Kansas legislative leaders took a couple of days to try to persuade some members of the House K-12 Budget Committee to accept $75 million more in school funding, according to legislators on both sides of the aisle.
But the hardball tactics apparently failed.
The Kansas Supreme Court ruled earlier this month that the state’s current school funding formula is unconstitutional, and some legislators say the additional $75 million won’t be enough to satisfy the court.
“The vast majority of legislators want to take serious steps to correct the problems identified by the court and our local school districts,” says Democratic Rep. Jim Ward, the House minority leader from Wichita. “The leadership wants to find a tricky budget that doesn’t spend the money that needs to be done. And they’re out of step.”
Legislators are under pressure to get a school funding bill passed before the end of next week, when they take their first adjournment and a three-week break from the session.
“My wish is that we have our work completed on a school formula through both chambers before we adjourn the regular session at the end of next week,” says Rep. Melissa Rooker, a moderate Republican from Fairway.
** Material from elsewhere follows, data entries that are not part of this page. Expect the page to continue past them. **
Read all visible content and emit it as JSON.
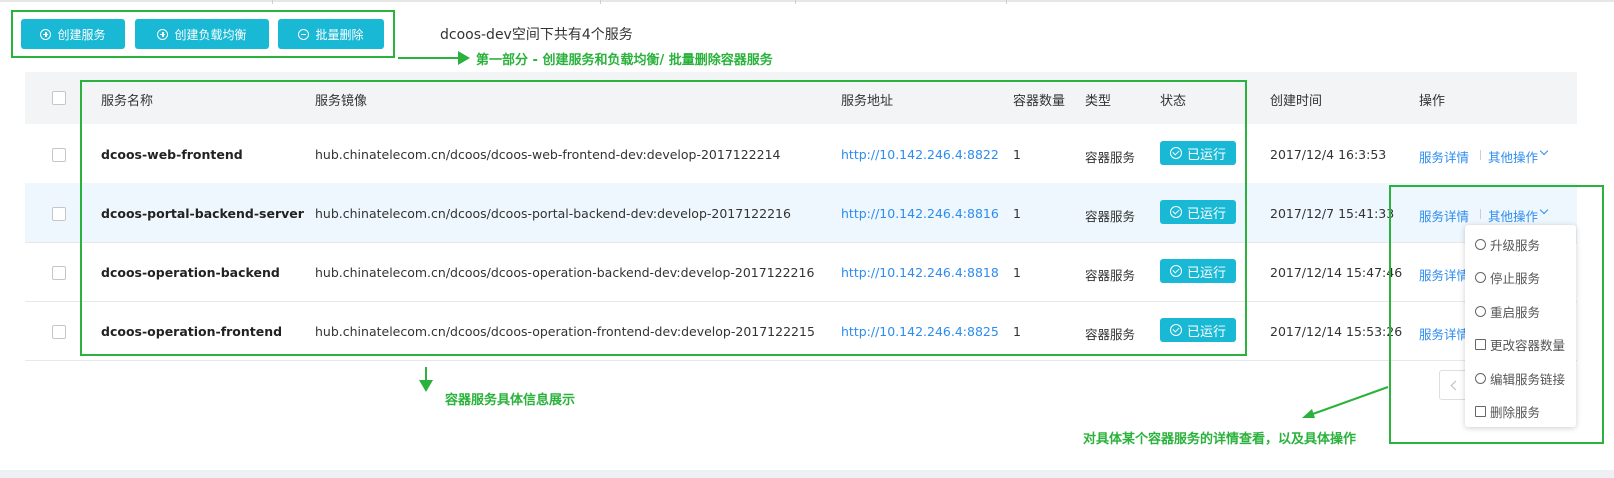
{
  "toolbar": {
    "create_service": "创建服务",
    "create_lb": "创建负载均衡",
    "batch_delete": "批量删除",
    "count_text": "dcoos-dev空间下共有4个服务"
  },
  "annotations": {
    "part1": "第一部分 - 创建服务和负载均衡/ 批量删除容器服务",
    "detail_info": "容器服务具体信息展示",
    "ops_info": "对具体某个容器服务的详情查看，以及具体操作"
  },
  "table": {
    "headers": {
      "name": "服务名称",
      "image": "服务镜像",
      "address": "服务地址",
      "count": "容器数量",
      "type": "类型",
      "status": "状态",
      "created": "创建时间",
      "ops": "操作"
    },
    "rows": [
      {
        "name": "dcoos-web-frontend",
        "image": "hub.chinatelecom.cn/dcoos/dcoos-web-frontend-dev:develop-2017122214",
        "address": "http://10.142.246.4:8822",
        "count": "1",
        "type": "容器服务",
        "status": "已运行",
        "created": "2017/12/4 16:3:53",
        "detail": "服务详情",
        "more": "其他操作"
      },
      {
        "name": "dcoos-portal-backend-server",
        "image": "hub.chinatelecom.cn/dcoos/dcoos-portal-backend-dev:develop-2017122216",
        "address": "http://10.142.246.4:8816",
        "count": "1",
        "type": "容器服务",
        "status": "已运行",
        "created": "2017/12/7 15:41:33",
        "detail": "服务详情",
        "more": "其他操作"
      },
      {
        "name": "dcoos-operation-backend",
        "image": "hub.chinatelecom.cn/dcoos/dcoos-operation-backend-dev:develop-2017122216",
        "address": "http://10.142.246.4:8818",
        "count": "1",
        "type": "容器服务",
        "status": "已运行",
        "created": "2017/12/14 15:47:46",
        "detail": "服务详情"
      },
      {
        "name": "dcoos-operation-frontend",
        "image": "hub.chinatelecom.cn/dcoos/dcoos-operation-frontend-dev:develop-2017122215",
        "address": "http://10.142.246.4:8825",
        "count": "1",
        "type": "容器服务",
        "status": "已运行",
        "created": "2017/12/14 15:53:26",
        "detail": "服务详情"
      }
    ]
  },
  "dropdown": {
    "items": [
      {
        "label": "升级服务",
        "icon": "upgrade-icon"
      },
      {
        "label": "停止服务",
        "icon": "power-icon"
      },
      {
        "label": "重启服务",
        "icon": "restart-icon"
      },
      {
        "label": "更改容器数量",
        "icon": "edit-icon"
      },
      {
        "label": "编辑服务链接",
        "icon": "gear-icon"
      },
      {
        "label": "删除服务",
        "icon": "trash-icon"
      }
    ]
  },
  "colors": {
    "accent": "#19b9d6",
    "link": "#2d8cf0",
    "annotation_green": "#2bb23c",
    "header_bg": "#f2f4f6",
    "selected_row_bg": "#eef7fd"
  }
}
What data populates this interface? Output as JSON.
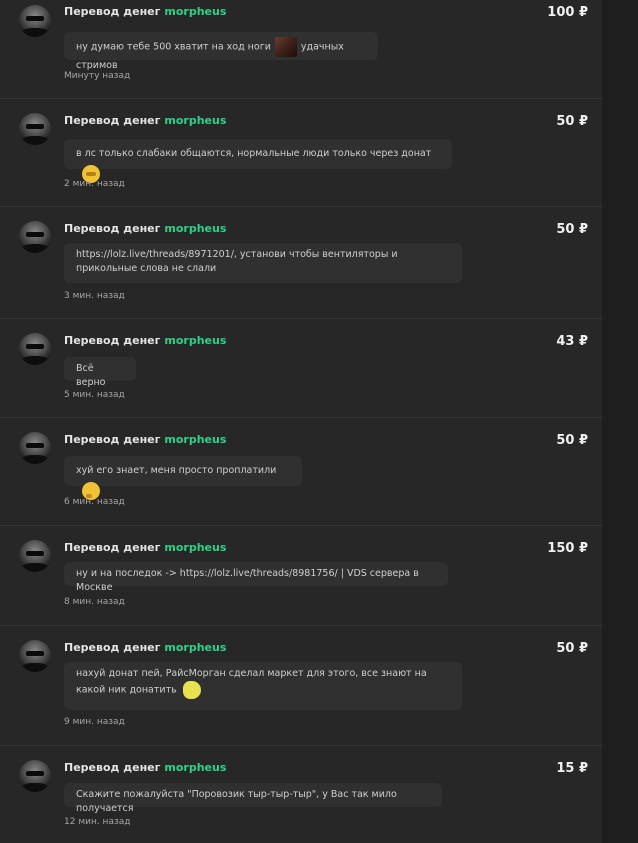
{
  "feed": {
    "items": [
      {
        "title": "Перевод денег",
        "username": "morpheus",
        "amount": "100 ₽",
        "message": "ну думаю тебе 500 хватит на ход ноги",
        "message_after": "удачных стримов",
        "time": "Минуту назад"
      },
      {
        "title": "Перевод денег",
        "username": "morpheus",
        "amount": "50 ₽",
        "message": "в лс только слабаки общаются, нормальные люди только через донат",
        "time": "2 мин. назад"
      },
      {
        "title": "Перевод денег",
        "username": "morpheus",
        "amount": "50 ₽",
        "message": "https://lolz.live/threads/8971201/, установи чтобы вентиляторы и прикольные слова не слали",
        "time": "3 мин. назад"
      },
      {
        "title": "Перевод денег",
        "username": "morpheus",
        "amount": "43 ₽",
        "message": "Всё верно",
        "time": "5 мин. назад"
      },
      {
        "title": "Перевод денег",
        "username": "morpheus",
        "amount": "50 ₽",
        "message": "хуй его знает, меня просто проплатили",
        "time": "6 мин. назад"
      },
      {
        "title": "Перевод денег",
        "username": "morpheus",
        "amount": "150 ₽",
        "message": "ну и на последок -> https://lolz.live/threads/8981756/ | VDS сервера в Москве",
        "time": "8 мин. назад"
      },
      {
        "title": "Перевод денег",
        "username": "morpheus",
        "amount": "50 ₽",
        "message": "нахуй донат пей, РайсМорган сделал маркет для этого, все знают на какой ник донатить",
        "time": "9 мин. назад"
      },
      {
        "title": "Перевод денег",
        "username": "morpheus",
        "amount": "15 ₽",
        "message": "Скажите пожалуйста \"Поровозик тыр-тыр-тыр\", у Вас так мило получается",
        "time": "12 мин. назад"
      }
    ]
  },
  "colors": {
    "username": "#2bd38a",
    "background": "#272727",
    "bubble": "#303030"
  }
}
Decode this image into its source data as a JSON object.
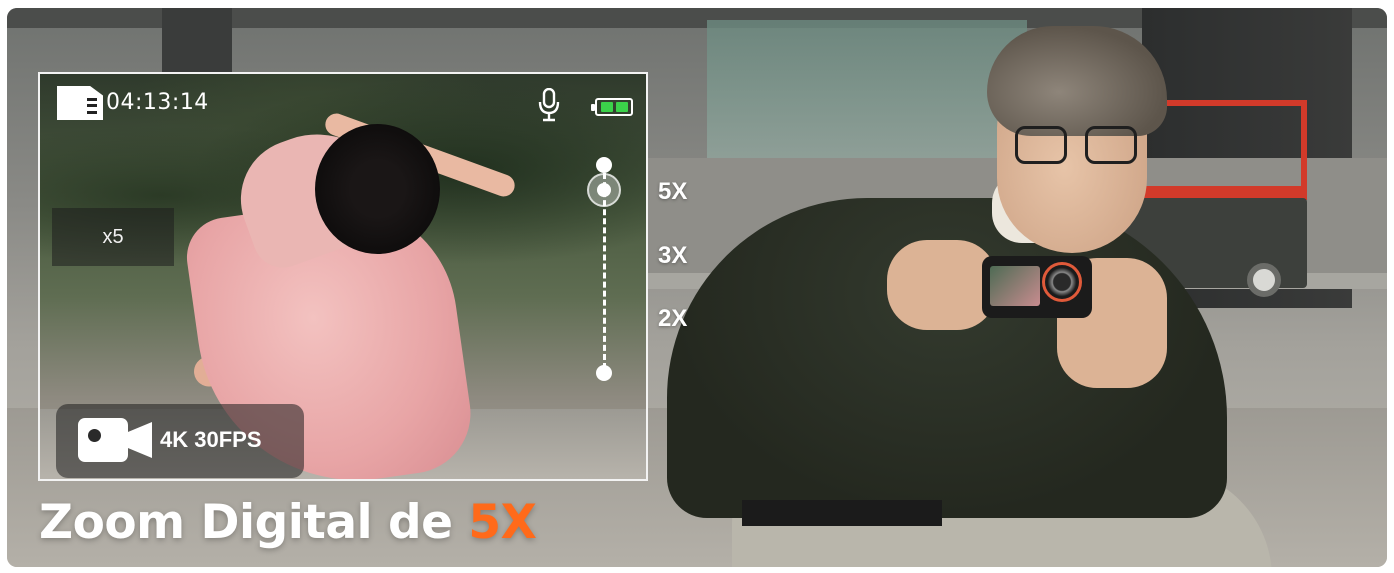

Rooker has offered her own school finance plan and says she’ll be ready with amendments to the bill Thursday that would add significant funding into the system.
Rep. Larry Campbell of Olathe, chairman of the K-12 committee, denies the hardball tactics and says he won’t limit amendments when the committee gathers in the afternoon.
“We’re going to stay there as long as it takes for everyone to have a chance to have their day,” says Campbell, who’s prepared to push for more funding. “Out of the gate I will be offering several amendments that are responding to the numerous people who have concerns.”
Even if the committee passes out a formula Thursday, Ward believes there’s a chance Republican leaders won’t bring the bill to the House floor until after the break. That would delay floor action to the end of April, uncomfortably close to the end of the fiscal year for most school districts.
“It just raises the stakes,” he says. “Schools start to get nervous because it’s starting to come to the end of their fiscal year. … They start issuing contracts for teachers. There’s a lot of stress that we put on the locals when we do it that way.”
Sam Zeff covers education for KCUR and the Kansas News Service and is co-host of the political podcast Statehouse Blend Kansas. Follow him on Twitter @SamZeff. Kansas News Service stories and photos may be republished at no cost with proper attribution and a link back to KCUR.org.